Now, what to do? Townshend was at sort of a crossroads, knowing that he had to do something to show that Tommy was not just a fluke. The answer to this, at least in his mind, was turned out to be the ill-fated Lifehouse project. Since I did a standalone piece about Lifehouse here, I shall concentrate on other aspects of 1971.
I suggest that you read this chronological treatment of other things from 1971, then take a break and read the Lifehouse piece, then come back. It’s OK, I can wait! I have some snacks and can answer comments all night!
Mel Wymore is running for the District 6 City Council seat for 2013 in New York City. District 6 is also known as Upper Clinton, Lincoln Square, and the Upper West Side.

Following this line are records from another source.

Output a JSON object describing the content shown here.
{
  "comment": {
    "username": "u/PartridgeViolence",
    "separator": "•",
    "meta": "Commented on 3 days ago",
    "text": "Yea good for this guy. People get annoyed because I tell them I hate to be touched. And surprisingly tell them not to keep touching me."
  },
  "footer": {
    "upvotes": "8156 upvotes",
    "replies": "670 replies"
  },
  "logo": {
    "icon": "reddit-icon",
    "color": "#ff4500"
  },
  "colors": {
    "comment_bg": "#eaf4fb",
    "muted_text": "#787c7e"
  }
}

Now I don’t live in NYC…or even in the state of New York, but rather across the Hudson in north Jersey, though we often travel to or through those neighborhoods to visit places like the American Museum of Natural History (we were there yesterday as a matter of fact).
Democratic Councilwoman Gale Brewer is retiring and Mel wants to succeed her.
He’s well qualified, having served on Community Board 7 for over a decade. Mel ran for Chair of CB7 in the 90s and lost, but didn’t give up, running for Chair again in 2009 and winning.
Mel has lived in the neighborhood for 24 years, moving to The City from Arizona at the age of 26.
I have gone through three lives of my own since I’ve been here. I came here, got married, and had two children. We lived as a nuclear family on the Upper West Side. Then we divorced, and I came out as a lesbian. Then I realized, ‘transgender,’ and I’m now in a different stage of life.
If elected, Mel would become the first known transgender person elected to public office in New York.
Look, I’m the qualified candidate here, but I happen to be transgender. I do realize, however, that I’m an exemplar of a certain kind of difference that’s in a very small minority, so recognizing that, I have a particular responsibility and a voice to speak about difference and inclusion.